Instructions to follow — In full and without error, repeat the entries below.

Entries supplied —
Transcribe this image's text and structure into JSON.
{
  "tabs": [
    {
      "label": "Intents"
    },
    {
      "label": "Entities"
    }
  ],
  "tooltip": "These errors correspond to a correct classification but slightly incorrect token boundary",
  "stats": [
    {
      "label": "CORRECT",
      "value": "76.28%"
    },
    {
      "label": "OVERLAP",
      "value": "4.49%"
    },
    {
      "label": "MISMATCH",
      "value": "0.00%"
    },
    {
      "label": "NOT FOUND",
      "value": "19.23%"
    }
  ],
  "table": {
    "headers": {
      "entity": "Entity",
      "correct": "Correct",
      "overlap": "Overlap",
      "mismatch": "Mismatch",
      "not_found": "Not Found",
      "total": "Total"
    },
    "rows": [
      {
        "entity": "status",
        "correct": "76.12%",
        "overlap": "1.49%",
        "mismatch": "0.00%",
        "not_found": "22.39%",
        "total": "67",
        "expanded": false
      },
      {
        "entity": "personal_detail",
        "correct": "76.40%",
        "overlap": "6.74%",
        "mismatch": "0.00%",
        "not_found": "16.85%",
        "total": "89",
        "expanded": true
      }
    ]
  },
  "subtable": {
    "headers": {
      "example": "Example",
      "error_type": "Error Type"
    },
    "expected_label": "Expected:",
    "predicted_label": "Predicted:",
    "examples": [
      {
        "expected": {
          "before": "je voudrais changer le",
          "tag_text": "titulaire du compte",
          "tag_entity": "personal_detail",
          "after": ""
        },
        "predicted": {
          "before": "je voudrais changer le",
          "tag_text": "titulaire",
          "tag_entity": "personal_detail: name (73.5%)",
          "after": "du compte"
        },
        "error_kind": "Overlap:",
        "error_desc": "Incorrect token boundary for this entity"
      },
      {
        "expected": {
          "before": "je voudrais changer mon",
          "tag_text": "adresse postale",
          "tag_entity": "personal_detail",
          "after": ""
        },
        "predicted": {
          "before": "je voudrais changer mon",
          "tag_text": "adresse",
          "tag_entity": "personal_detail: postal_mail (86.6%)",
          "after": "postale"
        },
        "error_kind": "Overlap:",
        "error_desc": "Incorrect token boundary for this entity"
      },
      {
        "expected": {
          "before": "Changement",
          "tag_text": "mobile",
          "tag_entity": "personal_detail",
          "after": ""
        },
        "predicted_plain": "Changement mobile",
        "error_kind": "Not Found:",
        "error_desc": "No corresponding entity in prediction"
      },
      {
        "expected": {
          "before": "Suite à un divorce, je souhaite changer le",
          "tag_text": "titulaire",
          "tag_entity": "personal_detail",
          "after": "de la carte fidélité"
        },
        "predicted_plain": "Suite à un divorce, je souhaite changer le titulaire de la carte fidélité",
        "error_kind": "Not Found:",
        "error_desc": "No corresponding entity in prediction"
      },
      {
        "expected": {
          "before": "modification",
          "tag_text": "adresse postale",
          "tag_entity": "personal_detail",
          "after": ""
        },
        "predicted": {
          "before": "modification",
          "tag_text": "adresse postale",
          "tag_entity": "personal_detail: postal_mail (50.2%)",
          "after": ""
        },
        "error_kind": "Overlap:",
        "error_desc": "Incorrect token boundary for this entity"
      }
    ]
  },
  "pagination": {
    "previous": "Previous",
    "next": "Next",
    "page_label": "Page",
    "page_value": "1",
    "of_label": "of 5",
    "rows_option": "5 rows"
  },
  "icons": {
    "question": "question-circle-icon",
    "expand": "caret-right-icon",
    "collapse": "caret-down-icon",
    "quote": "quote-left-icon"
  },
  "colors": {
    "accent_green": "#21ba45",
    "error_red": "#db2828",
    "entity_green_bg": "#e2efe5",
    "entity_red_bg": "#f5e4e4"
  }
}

Written answer —
Transcribe this image's text and structure into JSON.
{
  "tabs": [
    {
      "label": "Intents"
    },
    {
      "label": "Entities"
    }
  ],
  "tooltip": "These errors correspond to a correct classification but slightly incorrect token boundary",
  "stats": [
    {
      "label": "CORRECT",
      "value": "76.28%"
    },
    {
      "label": "OVERLAP",
      "value": "4.49%"
    },
    {
      "label": "MISMATCH",
      "value": "0.00%"
    },
    {
      "label": "NOT FOUND",
      "value": "19.23%"
    }
  ],
  "table": {
    "headers": {
      "entity": "Entity",
      "correct": "Correct",
      "overlap": "Overlap",
      "mismatch": "Mismatch",
      "not_found": "Not Found",
      "total": "Total"
    },
    "rows": [
      {
        "entity": "status",
        "correct": "76.12%",
        "overlap": "1.49%",
        "mismatch": "0.00%",
        "not_found": "22.39%",
        "total": "67",
        "expanded": false
      },
      {
        "entity": "personal_detail",
        "correct": "76.40%",
        "overlap": "6.74%",
        "mismatch": "0.00%",
        "not_found": "16.85%",
        "total": "89",
        "expanded": true
      }
    ]
  },
  "subtable": {
    "headers": {
      "example": "Example",
      "error_type": "Error Type"
    },
    "expected_label": "Expected:",
    "predicted_label": "Predicted:",
    "examples": [
      {
        "expected": {
          "before": "je voudrais changer le",
          "tag_text": "titulaire du compte",
          "tag_entity": "personal_detail",
          "after": ""
        },
        "predicted": {
          "before": "je voudrais changer le",
          "tag_text": "titulaire",
          "tag_entity": "personal_detail: name (73.5%)",
          "after": "du compte"
        },
        "error_kind": "Overlap:",
        "error_desc": "Incorrect token boundary for this entity"
      },
      {
        "expected": {
          "before": "je voudrais changer mon",
          "tag_text": "adresse postale",
          "tag_entity": "personal_detail",
          "after": ""
        },
        "predicted": {
          "before": "je voudrais changer mon",
          "tag_text": "adresse",
          "tag_entity": "personal_detail: postal_mail (86.6%)",
          "after": "postale"
        },
        "error_kind": "Overlap:",
        "error_desc": "Incorrect token boundary for this entity"
      },
      {
        "expected": {
          "before": "Changement",
          "tag_text": "mobile",
          "tag_entity": "personal_detail",
          "after": ""
        },
        "predicted_plain": "Changement mobile",
        "error_kind": "Not Found:",
        "error_desc": "No corresponding entity in prediction"
      },
      {
        "expected": {
          "before": "Suite à un divorce, je souhaite changer le",
          "tag_text": "titulaire",
          "tag_entity": "personal_detail",
          "after": "de la carte fidélité"
        },
        "predicted_plain": "Suite à un divorce, je souhaite changer le titulaire de la carte fidélité",
        "error_kind": "Not Found:",
        "error_desc": "No corresponding entity in prediction"
      },
      {
        "expected": {
          "before": "modification",
          "tag_text": "adresse postale",
          "tag_entity": "personal_detail",
          "after": ""
        },
        "predicted": {
          "before": "modification",
          "tag_text": "adresse postale",
          "tag_entity": "personal_detail: postal_mail (50.2%)",
          "after": ""
        },
        "error_kind": "Overlap:",
        "error_desc": "Incorrect token boundary for this entity"
      }
    ]
  },
  "pagination": {
    "previous": "Previous",
    "next": "Next",
    "page_label": "Page",
    "page_value": "1",
    "of_label": "of 5",
    "rows_option": "5 rows"
  },
  "icons": {
    "question": "question-circle-icon",
    "expand": "caret-right-icon",
    "collapse": "caret-down-icon",
    "quote": "quote-left-icon"
  },
  "colors": {
    "accent_green": "#21ba45",
    "error_red": "#db2828",
    "entity_green_bg": "#e2efe5",
    "entity_red_bg": "#f5e4e4"
  }
}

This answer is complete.